INFORMATION GIVEN: Begin

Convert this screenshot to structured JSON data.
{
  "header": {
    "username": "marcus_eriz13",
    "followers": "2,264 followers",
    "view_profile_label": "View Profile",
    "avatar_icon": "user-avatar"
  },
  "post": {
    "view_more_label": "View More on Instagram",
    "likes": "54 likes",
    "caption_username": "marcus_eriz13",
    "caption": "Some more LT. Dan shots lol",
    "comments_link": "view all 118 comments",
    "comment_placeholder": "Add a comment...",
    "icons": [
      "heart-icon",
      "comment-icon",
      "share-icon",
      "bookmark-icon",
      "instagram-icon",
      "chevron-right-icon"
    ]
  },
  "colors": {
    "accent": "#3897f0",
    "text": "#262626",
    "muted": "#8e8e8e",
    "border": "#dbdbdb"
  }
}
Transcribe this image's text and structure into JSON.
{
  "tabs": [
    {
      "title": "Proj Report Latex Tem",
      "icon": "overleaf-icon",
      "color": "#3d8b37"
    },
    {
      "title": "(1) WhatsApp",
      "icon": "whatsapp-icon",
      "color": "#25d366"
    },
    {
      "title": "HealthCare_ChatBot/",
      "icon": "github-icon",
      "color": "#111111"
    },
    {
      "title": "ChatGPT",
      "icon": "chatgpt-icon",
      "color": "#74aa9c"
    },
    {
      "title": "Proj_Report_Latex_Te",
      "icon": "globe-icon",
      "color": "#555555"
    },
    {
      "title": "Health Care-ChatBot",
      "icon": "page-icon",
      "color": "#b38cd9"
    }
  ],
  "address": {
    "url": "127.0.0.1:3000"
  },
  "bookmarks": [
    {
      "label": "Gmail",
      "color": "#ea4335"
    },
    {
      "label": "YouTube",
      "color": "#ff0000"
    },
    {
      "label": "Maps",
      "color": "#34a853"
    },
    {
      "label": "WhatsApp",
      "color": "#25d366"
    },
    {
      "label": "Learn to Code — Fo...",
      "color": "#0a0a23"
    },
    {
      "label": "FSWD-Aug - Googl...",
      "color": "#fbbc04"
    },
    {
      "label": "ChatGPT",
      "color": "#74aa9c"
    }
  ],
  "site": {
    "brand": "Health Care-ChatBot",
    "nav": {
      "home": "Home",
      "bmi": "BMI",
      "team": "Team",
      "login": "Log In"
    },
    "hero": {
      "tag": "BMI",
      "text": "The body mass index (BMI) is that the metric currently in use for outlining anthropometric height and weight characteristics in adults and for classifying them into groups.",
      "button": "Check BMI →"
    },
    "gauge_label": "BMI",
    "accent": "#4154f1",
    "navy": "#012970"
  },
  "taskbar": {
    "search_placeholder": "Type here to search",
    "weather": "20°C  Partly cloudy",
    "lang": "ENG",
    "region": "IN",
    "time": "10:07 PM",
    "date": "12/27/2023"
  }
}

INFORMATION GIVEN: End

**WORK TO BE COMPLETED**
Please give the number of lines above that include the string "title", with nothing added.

**EXERCISE ANSWER**
6